The Doggy Dream State

June 08, 2022 by admin

At some point during your stint as a dog owner, you have probably noticed your dog moving in his sleep, twitching his legs or making noises. So do those movements mean that your dog is deeply involved in a naptime fantasy of chasing an enormous steak or scaring away an intruder? Do dogs really dream while they are sleeping?

The Results of the Research

Scientists tend to agree with pet owners that dogs show evidence of dream behavior. Researchers conducted tests, measuring the brain wave patterns of dogs during sleep. They found that human and canine brain wave patterns are quite similar in sleep, with similar stages of electrical activity occurring in both species. The cyclical patterns of sleep seem to indicate the possibility of a dream state.

The Smarter Species

Believe it or not, animals much less intelligent than dogs appear to dream as well; for instance, scientists have observed dreamlike behavior in rats. Animals seem to have dreams about things that they do frequently. For example, the rats’ brains lit up during dreams in specific ways that correlated with the mazes they ran in the daytime. Since dogs have much more complex, intelligent brains, logic indicates that dog dreams are probably more similar to human dreams, involving more complex actions and experiences with which they are familiar.

Watching the Dream

Want to observe your dog’s dream state? You don’t need any fancy equipment. Simply note the time when your dog dozes off for a lengthy nap or a nighttime sleep. The deeper he sinks into sleep, the slower his breathing becomes. It takes around 20 minutes for a typical mid-sized dog to begin dreaming. When that happens, the breathing changes again, becoming shallower and less predictable. Peer at your dog’s eyelids, and you may see movement occurring behind them. This means that your pet is in REM (rapid eye movement) sleep, a phase of sleep that usually includes dreams.

Don’t Wake a Sleeping Dog

Next time you see your dog moving oddly during a nap or you hear growling while he is asleep, don’t be concerned.
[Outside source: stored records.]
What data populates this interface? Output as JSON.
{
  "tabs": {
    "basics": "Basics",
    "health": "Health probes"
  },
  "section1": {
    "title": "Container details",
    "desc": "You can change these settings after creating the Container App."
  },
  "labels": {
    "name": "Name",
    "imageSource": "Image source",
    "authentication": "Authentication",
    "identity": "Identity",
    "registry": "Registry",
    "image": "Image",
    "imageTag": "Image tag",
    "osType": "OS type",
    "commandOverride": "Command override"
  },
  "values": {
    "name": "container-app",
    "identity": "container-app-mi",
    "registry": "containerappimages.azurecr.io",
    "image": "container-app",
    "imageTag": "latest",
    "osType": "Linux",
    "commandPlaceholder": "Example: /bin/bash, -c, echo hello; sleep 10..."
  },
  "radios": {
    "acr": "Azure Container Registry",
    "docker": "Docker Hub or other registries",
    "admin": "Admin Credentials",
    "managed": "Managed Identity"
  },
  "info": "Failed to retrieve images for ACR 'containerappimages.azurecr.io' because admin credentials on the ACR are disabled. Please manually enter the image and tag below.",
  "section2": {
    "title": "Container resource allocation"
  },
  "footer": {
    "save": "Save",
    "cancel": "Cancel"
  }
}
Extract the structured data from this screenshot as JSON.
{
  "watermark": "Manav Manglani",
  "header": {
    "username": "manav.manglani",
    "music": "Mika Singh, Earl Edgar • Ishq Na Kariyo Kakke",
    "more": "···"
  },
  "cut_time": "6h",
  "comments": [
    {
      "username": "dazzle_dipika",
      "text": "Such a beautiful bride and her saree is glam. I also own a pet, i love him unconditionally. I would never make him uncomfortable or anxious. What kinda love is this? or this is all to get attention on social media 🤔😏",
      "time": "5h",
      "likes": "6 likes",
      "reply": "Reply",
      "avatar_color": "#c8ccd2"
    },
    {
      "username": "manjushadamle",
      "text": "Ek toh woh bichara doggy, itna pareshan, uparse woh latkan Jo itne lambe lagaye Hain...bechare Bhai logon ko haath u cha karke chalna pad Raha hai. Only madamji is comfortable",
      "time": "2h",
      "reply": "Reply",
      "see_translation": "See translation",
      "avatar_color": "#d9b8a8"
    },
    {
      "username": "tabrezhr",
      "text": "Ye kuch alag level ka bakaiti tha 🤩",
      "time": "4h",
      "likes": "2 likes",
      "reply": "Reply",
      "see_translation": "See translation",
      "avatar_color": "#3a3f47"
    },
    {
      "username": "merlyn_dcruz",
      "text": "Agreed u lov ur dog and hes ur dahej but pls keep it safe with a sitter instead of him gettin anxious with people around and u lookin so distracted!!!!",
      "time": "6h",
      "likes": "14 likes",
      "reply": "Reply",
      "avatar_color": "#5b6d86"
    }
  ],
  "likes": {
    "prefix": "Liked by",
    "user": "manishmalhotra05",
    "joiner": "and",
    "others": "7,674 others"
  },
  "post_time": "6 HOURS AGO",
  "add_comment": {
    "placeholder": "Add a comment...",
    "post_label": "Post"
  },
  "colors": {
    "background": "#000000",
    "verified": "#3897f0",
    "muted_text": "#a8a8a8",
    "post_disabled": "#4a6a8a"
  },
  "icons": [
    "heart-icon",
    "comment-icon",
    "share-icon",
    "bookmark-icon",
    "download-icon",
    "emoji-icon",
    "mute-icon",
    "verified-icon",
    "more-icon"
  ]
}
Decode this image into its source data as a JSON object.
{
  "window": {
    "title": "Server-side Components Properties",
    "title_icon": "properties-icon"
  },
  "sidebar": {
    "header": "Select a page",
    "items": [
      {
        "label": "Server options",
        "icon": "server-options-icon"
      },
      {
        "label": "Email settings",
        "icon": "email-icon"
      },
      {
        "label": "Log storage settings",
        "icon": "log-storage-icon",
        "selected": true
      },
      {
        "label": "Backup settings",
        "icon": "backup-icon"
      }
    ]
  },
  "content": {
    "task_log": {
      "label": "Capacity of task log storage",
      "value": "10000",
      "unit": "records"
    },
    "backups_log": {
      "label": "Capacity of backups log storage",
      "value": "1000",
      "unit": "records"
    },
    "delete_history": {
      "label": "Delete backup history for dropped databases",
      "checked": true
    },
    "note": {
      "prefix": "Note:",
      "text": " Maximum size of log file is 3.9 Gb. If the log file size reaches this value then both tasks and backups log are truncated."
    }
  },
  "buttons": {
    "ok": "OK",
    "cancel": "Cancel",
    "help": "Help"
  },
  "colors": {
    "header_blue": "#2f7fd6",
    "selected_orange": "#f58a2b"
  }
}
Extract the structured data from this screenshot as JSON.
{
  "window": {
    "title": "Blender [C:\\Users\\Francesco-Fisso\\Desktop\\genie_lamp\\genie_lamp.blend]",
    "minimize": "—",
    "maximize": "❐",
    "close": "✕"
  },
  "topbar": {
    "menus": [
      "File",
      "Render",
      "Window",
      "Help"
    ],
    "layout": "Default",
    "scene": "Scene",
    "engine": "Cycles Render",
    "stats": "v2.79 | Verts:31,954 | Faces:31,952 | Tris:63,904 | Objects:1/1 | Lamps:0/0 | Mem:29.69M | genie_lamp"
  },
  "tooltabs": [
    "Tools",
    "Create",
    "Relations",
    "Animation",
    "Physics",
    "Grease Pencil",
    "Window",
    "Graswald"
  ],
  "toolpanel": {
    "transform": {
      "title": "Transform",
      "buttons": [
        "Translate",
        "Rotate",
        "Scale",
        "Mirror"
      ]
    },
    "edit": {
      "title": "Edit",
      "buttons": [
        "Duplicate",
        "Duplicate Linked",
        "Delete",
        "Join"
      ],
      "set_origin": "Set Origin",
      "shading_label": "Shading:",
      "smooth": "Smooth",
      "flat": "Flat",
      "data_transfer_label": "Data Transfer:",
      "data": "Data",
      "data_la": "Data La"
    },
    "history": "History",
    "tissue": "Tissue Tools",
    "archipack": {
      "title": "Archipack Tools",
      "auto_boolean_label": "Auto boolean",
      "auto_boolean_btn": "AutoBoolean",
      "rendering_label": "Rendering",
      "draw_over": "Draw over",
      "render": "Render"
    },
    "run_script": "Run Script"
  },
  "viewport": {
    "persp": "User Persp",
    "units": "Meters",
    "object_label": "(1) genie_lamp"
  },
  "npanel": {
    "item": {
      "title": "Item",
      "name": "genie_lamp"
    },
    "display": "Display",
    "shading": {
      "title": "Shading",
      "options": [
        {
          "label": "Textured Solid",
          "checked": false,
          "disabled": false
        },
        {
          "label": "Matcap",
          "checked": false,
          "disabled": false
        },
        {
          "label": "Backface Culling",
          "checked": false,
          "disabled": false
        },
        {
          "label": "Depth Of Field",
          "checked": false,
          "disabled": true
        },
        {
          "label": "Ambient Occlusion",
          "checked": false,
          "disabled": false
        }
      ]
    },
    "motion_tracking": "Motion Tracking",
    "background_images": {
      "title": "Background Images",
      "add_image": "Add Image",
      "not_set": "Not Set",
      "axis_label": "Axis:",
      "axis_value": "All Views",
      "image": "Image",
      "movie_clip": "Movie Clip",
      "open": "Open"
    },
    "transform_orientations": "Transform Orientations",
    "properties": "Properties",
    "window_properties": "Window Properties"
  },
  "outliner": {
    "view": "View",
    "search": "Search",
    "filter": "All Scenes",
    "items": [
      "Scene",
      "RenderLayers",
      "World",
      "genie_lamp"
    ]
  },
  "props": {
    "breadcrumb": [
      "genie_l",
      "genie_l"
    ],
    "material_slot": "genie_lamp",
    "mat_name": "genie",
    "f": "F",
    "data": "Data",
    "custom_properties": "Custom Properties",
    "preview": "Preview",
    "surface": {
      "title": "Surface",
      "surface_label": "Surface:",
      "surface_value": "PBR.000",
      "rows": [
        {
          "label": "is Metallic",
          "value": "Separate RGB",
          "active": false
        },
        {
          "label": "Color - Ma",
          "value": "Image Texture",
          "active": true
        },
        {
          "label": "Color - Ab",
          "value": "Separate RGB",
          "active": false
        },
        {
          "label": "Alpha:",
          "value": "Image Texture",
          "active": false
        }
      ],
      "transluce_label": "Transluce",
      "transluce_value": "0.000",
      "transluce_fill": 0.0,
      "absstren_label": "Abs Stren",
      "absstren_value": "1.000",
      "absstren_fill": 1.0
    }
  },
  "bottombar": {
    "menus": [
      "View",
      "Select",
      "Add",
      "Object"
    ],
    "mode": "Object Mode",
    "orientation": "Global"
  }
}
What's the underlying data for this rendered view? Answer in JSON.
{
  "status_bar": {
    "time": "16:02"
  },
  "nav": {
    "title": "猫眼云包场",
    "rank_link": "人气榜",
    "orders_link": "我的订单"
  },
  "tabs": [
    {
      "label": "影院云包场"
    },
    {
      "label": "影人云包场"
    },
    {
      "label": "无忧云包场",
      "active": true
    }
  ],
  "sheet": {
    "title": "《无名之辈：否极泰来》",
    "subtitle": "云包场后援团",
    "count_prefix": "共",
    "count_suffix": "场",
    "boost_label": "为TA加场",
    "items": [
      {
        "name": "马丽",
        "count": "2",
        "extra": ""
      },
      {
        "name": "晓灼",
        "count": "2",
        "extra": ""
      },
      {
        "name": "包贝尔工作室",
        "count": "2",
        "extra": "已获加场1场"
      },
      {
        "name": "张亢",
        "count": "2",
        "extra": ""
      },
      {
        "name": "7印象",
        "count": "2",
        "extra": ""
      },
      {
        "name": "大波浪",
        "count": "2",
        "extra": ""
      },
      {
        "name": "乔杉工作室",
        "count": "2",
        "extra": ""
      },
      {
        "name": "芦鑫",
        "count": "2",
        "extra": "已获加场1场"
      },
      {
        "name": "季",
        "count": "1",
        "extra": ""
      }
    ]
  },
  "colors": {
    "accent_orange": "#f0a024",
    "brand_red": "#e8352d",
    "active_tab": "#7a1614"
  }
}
Your pet is simply experiencing a natural occurrence—a normal, healthy dream sequence. Let the dream run its course, and avoid waking the dog up during this natural sleep cycle. In some cases, dogs that are otherwise perfectly friendly may bite when they are woken straight out of REM sleep. It is a natural reaction to the shock of being pulled out of the dream into the real world. The dog is disoriented for a moment, and reacts in response to a perceived threat. If you have children in the home, teach them not to wake the dog from a nap.

When to Worry

If your pet’s breathing becomes too shallow or seems labored during sleep or at any other time of the day, contact your veterinarian. For sleep disorders and related behaviors, your vet and a local dog training expert in Singapore should be able to help. For the most part, however, you can relax and let your pet dream. Maybe you can even grab a nap along with him.